Reading the records below, how many lines contain "name"? Respond with a number and nothing else.

____ Data extract

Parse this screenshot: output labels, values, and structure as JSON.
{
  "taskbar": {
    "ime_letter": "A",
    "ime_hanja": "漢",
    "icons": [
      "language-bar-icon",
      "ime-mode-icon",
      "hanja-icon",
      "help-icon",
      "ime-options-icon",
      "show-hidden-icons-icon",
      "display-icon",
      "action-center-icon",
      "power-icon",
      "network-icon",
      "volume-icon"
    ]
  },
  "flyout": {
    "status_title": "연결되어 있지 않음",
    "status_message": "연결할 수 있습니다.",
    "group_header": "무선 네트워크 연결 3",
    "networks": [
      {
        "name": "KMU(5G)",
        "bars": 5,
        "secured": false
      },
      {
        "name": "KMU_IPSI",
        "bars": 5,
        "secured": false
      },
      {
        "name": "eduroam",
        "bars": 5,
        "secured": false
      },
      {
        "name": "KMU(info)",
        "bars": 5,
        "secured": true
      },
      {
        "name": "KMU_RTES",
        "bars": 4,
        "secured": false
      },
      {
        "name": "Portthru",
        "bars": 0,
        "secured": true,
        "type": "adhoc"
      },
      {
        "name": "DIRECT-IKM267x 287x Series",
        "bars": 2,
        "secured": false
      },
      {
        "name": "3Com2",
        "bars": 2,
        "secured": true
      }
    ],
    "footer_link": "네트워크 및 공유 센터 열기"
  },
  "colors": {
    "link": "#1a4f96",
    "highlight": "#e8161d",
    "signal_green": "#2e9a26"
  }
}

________

(Expected answer) 8